**Task details**
Every record needs to be repeated exactly; its pictures do not.

**Data section**

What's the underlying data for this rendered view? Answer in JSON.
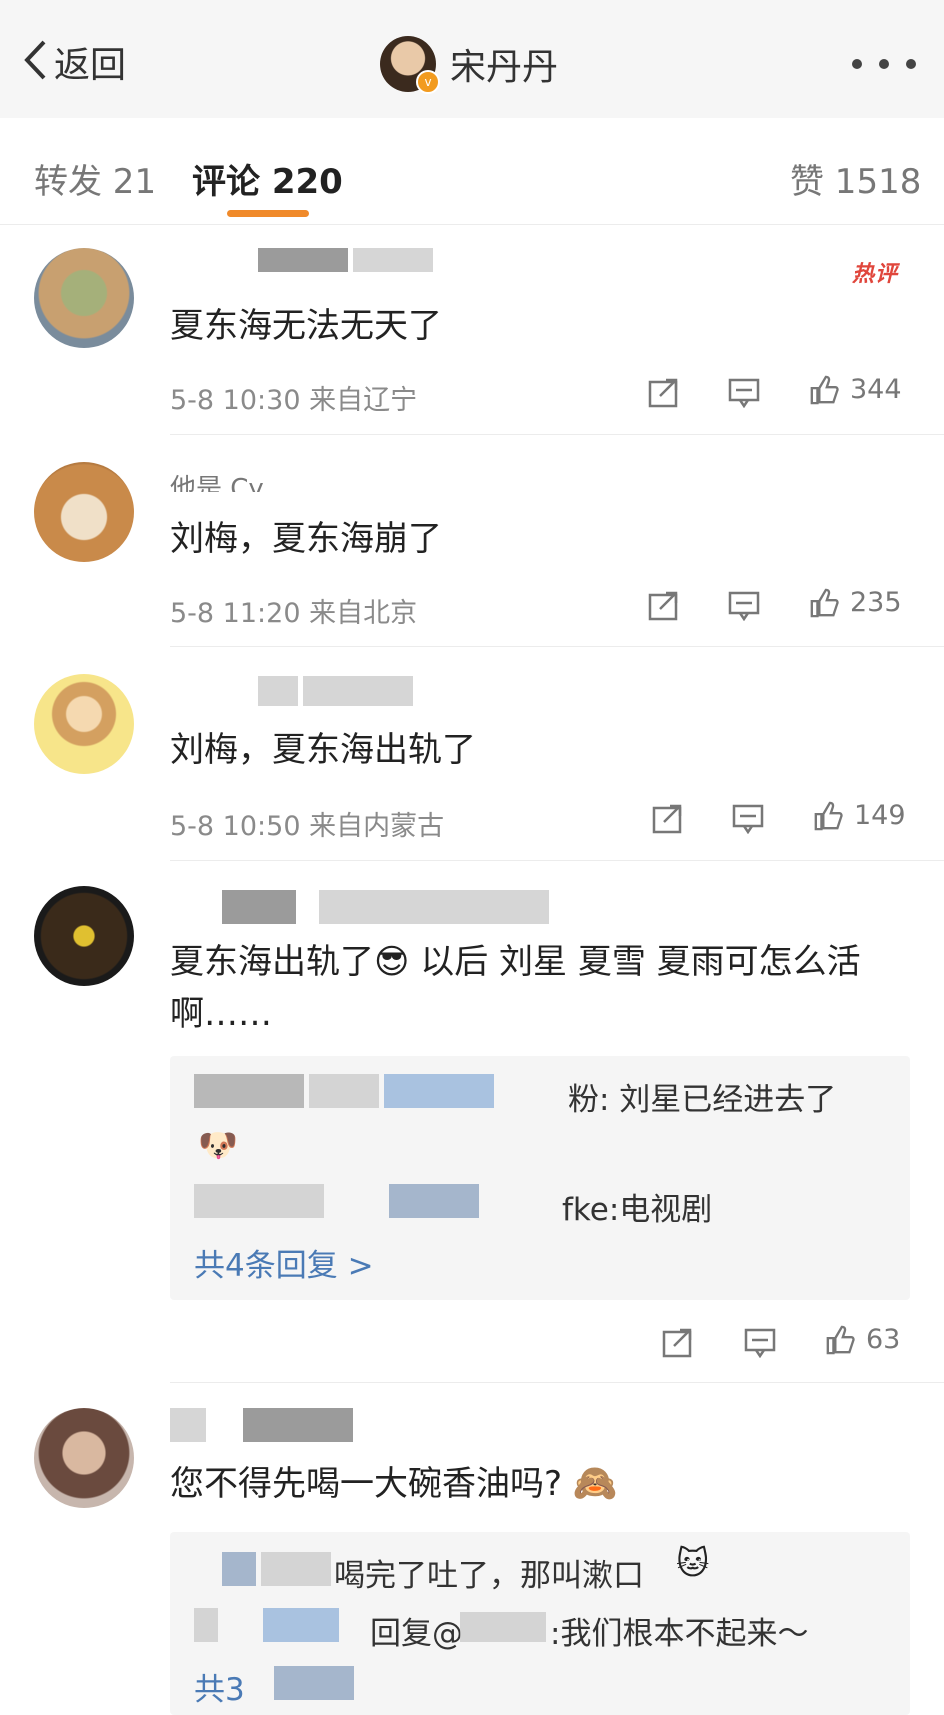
{
  "header": {
    "back_label": "返回",
    "title": "宋丹丹"
  },
  "tabs": {
    "repost": "转发 21",
    "comments": "评论 220",
    "likes": "赞 1518"
  },
  "comments": [
    {
      "badge": "热评",
      "text": "夏东海无法无天了",
      "meta": "5-8 10:30 来自辽宁",
      "likes": "344"
    },
    {
      "username_partial": "他是 Cy",
      "text": "刘梅，夏东海崩了",
      "meta": "5-8 11:20 来自北京",
      "likes": "235"
    },
    {
      "text": "刘梅，夏东海出轨了",
      "meta": "5-8 10:50 来自内蒙古",
      "likes": "149"
    },
    {
      "text": "夏东海出轨了😎 以后 刘星 夏雪 夏雨可怎么活啊……",
      "replies": [
        "粉: 刘星已经进去了",
        "fke:电视剧"
      ],
      "more_replies": "共4条回复 >",
      "likes": "63"
    },
    {
      "text": "您不得先喝一大碗香油吗?",
      "replies": [
        "喝完了吐了，那叫漱口",
        "回复@",
        ":我们根本不起来～"
      ],
      "more_replies": "共3"
    }
  ],
  "colors": {
    "accent": "#f08a2a",
    "link": "#4a7ab5",
    "hot": "#e0463c"
  }
}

**Answer to the problem**
What's the underlying data for this rendered view? Answer in JSON.
{
  "header": {
    "back_label": "返回",
    "title": "宋丹丹"
  },
  "tabs": {
    "repost": "转发 21",
    "comments": "评论 220",
    "likes": "赞 1518"
  },
  "comments": [
    {
      "badge": "热评",
      "text": "夏东海无法无天了",
      "meta": "5-8 10:30 来自辽宁",
      "likes": "344"
    },
    {
      "username_partial": "他是 Cy",
      "text": "刘梅，夏东海崩了",
      "meta": "5-8 11:20 来自北京",
      "likes": "235"
    },
    {
      "text": "刘梅，夏东海出轨了",
      "meta": "5-8 10:50 来自内蒙古",
      "likes": "149"
    },
    {
      "text": "夏东海出轨了😎 以后 刘星 夏雪 夏雨可怎么活啊……",
      "replies": [
        "粉: 刘星已经进去了",
        "fke:电视剧"
      ],
      "more_replies": "共4条回复 >",
      "likes": "63"
    },
    {
      "text": "您不得先喝一大碗香油吗?",
      "replies": [
        "喝完了吐了，那叫漱口",
        "回复@",
        ":我们根本不起来～"
      ],
      "more_replies": "共3"
    }
  ],
  "colors": {
    "accent": "#f08a2a",
    "link": "#4a7ab5",
    "hot": "#e0463c"
  }
}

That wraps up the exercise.